#### [Supplied data]

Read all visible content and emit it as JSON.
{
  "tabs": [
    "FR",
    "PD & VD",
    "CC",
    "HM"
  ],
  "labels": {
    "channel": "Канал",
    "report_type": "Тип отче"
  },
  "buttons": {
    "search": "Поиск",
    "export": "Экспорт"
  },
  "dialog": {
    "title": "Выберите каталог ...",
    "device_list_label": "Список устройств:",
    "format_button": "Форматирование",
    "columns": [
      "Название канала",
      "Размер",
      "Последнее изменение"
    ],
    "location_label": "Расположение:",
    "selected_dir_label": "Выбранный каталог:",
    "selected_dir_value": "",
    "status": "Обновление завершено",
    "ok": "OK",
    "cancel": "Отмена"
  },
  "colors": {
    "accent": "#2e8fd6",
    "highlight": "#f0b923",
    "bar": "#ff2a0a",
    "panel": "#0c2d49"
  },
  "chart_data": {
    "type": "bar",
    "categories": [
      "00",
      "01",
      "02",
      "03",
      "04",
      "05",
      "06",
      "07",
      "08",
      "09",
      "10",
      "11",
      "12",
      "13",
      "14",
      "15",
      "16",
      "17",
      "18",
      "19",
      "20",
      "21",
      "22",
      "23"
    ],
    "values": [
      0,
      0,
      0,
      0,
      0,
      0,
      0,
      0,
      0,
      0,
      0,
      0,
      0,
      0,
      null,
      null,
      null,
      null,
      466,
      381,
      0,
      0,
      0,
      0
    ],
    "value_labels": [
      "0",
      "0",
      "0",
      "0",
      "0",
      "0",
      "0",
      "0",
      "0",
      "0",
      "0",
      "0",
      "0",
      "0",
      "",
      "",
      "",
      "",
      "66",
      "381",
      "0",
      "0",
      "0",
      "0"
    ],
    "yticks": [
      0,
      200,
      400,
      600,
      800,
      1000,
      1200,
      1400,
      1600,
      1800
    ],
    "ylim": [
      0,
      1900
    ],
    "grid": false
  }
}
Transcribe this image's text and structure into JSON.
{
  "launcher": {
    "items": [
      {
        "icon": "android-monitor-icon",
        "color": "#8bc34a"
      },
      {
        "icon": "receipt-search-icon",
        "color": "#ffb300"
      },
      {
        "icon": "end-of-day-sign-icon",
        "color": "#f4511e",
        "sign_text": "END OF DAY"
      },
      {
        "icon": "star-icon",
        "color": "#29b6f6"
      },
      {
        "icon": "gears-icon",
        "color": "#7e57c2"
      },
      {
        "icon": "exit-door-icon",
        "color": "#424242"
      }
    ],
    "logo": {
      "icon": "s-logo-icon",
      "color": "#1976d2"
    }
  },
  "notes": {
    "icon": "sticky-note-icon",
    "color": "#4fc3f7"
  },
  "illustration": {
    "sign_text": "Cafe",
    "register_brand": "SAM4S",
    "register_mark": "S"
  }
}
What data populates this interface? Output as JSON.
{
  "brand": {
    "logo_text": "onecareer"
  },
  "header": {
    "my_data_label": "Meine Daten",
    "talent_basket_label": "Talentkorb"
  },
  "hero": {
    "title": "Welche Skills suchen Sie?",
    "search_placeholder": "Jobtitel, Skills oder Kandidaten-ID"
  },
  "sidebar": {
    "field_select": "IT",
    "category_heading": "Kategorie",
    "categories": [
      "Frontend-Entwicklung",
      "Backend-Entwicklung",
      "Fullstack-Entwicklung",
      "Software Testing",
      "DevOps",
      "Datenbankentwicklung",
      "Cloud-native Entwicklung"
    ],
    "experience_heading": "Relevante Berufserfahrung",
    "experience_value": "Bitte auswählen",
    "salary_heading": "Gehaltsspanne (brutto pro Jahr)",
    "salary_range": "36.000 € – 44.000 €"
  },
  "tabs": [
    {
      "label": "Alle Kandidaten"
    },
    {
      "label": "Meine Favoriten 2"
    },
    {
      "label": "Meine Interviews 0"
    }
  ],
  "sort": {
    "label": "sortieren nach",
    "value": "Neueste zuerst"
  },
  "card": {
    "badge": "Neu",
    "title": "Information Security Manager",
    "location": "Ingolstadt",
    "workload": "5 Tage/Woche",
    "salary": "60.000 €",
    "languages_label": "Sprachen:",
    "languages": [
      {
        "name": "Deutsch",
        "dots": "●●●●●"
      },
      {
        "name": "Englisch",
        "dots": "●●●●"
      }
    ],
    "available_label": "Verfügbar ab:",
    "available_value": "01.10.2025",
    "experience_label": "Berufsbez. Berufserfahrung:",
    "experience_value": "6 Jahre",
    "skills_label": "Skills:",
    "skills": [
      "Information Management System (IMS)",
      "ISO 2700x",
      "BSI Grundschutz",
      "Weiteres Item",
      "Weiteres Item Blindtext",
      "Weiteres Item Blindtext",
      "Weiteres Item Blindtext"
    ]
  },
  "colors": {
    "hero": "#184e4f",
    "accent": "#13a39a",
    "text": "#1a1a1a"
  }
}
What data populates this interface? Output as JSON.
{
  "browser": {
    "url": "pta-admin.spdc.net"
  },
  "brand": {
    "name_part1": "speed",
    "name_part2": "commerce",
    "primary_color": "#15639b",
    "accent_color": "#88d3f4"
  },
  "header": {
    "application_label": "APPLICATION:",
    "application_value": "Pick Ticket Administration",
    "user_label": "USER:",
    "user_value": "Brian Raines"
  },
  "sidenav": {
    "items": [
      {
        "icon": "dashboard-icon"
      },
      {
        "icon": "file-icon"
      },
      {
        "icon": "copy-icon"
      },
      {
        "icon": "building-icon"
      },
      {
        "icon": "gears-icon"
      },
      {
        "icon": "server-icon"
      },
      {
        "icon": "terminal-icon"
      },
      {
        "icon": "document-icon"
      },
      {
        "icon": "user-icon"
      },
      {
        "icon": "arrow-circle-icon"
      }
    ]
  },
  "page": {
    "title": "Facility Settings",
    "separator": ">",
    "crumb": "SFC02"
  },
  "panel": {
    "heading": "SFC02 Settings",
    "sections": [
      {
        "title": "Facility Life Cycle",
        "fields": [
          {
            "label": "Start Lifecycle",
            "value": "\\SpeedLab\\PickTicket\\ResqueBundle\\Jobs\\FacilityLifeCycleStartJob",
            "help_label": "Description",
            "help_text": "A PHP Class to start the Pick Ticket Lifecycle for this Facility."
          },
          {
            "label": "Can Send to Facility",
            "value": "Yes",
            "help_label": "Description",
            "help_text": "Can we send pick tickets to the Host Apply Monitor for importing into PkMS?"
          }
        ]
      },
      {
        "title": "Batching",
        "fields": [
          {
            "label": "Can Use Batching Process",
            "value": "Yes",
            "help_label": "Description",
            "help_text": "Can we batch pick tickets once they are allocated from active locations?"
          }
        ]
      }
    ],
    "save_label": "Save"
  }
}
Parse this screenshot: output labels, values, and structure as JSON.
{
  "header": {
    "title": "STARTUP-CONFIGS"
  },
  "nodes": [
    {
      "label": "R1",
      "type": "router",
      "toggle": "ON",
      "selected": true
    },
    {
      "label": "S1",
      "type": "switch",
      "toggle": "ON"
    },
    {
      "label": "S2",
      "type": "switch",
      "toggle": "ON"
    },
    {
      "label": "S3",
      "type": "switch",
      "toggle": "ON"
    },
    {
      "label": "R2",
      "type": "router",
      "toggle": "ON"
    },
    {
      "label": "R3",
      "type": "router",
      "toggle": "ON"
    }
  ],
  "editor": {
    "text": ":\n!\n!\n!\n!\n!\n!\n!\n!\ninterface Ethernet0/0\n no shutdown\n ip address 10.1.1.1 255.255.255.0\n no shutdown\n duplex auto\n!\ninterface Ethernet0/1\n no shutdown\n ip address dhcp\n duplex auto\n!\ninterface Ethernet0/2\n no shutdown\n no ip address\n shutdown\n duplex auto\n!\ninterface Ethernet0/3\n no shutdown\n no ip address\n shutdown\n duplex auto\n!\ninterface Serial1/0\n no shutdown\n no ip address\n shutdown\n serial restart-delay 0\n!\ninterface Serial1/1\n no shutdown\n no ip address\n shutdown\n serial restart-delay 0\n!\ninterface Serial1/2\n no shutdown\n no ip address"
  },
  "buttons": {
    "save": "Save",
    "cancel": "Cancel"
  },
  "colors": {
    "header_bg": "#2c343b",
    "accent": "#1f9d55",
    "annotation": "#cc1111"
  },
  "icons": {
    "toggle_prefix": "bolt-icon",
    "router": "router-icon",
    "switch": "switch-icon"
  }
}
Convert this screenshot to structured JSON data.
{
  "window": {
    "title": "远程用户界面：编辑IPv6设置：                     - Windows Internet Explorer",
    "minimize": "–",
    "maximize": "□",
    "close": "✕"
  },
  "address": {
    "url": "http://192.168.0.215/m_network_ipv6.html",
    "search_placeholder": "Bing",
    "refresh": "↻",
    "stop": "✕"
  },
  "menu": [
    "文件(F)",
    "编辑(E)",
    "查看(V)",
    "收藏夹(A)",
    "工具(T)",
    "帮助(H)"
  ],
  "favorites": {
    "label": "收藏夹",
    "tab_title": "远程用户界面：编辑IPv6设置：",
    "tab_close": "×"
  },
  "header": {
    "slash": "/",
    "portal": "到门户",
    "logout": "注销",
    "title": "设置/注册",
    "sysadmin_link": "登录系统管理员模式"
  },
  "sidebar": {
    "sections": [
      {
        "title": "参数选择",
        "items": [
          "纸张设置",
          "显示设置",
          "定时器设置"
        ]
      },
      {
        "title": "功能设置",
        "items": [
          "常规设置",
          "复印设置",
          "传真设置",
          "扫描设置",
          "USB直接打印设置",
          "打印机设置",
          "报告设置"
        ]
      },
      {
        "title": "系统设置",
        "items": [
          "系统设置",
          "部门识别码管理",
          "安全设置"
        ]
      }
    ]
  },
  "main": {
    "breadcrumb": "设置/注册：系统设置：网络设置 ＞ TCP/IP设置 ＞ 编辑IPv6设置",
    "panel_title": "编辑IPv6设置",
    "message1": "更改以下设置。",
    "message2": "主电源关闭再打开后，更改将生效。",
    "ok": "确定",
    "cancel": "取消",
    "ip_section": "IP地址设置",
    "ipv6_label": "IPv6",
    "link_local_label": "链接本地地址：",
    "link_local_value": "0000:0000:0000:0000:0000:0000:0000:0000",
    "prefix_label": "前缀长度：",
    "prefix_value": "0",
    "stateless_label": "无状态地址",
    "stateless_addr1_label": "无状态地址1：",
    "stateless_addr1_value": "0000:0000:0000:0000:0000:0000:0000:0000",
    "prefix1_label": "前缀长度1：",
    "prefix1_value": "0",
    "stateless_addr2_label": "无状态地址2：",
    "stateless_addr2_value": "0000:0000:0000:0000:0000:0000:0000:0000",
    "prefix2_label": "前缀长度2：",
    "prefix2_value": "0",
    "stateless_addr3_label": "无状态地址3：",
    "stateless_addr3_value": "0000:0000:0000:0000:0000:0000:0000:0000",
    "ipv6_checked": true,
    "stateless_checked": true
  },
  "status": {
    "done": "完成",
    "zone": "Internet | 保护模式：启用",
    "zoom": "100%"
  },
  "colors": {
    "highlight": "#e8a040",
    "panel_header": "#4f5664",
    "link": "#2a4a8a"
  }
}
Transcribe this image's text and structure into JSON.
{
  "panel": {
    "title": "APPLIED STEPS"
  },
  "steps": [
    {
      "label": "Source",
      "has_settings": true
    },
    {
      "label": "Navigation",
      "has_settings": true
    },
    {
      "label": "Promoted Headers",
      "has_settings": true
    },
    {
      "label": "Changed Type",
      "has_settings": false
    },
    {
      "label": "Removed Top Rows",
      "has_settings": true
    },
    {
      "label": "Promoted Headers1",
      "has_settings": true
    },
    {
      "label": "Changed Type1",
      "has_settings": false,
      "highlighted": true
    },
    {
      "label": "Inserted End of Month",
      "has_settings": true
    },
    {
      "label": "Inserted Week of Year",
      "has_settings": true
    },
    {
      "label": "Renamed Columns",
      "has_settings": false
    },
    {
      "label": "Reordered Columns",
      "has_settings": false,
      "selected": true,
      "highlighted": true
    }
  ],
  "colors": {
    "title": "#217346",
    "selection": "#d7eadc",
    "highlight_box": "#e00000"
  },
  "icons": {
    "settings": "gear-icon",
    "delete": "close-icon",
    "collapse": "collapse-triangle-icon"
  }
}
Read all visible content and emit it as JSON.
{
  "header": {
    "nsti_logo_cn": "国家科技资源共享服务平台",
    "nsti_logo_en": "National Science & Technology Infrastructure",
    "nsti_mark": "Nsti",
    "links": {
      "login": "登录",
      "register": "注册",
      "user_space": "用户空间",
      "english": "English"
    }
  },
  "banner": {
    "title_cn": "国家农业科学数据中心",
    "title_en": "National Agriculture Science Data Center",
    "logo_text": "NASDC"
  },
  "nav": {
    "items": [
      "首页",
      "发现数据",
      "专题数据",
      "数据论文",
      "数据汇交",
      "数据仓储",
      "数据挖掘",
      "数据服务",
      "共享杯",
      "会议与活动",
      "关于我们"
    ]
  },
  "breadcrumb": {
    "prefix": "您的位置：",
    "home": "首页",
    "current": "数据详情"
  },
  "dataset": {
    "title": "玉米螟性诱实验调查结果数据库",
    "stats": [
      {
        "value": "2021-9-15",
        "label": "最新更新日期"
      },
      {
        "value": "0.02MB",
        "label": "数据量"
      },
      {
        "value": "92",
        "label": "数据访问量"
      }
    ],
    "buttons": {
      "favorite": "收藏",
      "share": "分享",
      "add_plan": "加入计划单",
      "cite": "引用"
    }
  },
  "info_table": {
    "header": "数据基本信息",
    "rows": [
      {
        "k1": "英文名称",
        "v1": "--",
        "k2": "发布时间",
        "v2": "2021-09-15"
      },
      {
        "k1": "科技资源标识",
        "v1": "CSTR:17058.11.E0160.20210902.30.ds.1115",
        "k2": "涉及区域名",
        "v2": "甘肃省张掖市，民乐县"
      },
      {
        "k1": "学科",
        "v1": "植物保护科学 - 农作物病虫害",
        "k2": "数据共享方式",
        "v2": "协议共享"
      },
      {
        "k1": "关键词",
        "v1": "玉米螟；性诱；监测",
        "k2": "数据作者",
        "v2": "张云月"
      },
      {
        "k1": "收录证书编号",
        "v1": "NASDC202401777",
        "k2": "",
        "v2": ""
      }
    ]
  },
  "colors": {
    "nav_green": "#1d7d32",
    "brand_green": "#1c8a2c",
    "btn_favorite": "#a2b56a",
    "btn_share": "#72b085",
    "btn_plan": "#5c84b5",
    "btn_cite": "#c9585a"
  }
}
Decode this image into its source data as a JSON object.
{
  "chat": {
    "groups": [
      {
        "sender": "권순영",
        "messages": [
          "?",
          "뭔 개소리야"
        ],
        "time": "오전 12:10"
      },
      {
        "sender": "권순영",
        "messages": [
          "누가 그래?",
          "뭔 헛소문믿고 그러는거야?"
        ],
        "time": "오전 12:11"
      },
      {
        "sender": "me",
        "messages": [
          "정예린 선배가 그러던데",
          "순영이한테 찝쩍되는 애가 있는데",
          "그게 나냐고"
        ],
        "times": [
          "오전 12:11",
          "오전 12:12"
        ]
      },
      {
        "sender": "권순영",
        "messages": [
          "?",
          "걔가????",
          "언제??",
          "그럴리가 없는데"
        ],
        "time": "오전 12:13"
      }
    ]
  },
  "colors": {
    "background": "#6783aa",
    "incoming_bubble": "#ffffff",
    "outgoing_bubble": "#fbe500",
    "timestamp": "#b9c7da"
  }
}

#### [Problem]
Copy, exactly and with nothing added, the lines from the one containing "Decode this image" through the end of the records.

#### [Expected output]
Decode this image into its source data as a JSON object.
{
  "chat": {
    "groups": [
      {
        "sender": "권순영",
        "messages": [
          "?",
          "뭔 개소리야"
        ],
        "time": "오전 12:10"
      },
      {
        "sender": "권순영",
        "messages": [
          "누가 그래?",
          "뭔 헛소문믿고 그러는거야?"
        ],
        "time": "오전 12:11"
      },
      {
        "sender": "me",
        "messages": [
          "정예린 선배가 그러던데",
          "순영이한테 찝쩍되는 애가 있는데",
          "그게 나냐고"
        ],
        "times": [
          "오전 12:11",
          "오전 12:12"
        ]
      },
      {
        "sender": "권순영",
        "messages": [
          "?",
          "걔가????",
          "언제??",
          "그럴리가 없는데"
        ],
        "time": "오전 12:13"
      }
    ]
  },
  "colors": {
    "background": "#6783aa",
    "incoming_bubble": "#ffffff",
    "outgoing_bubble": "#fbe500",
    "timestamp": "#b9c7da"
  }
}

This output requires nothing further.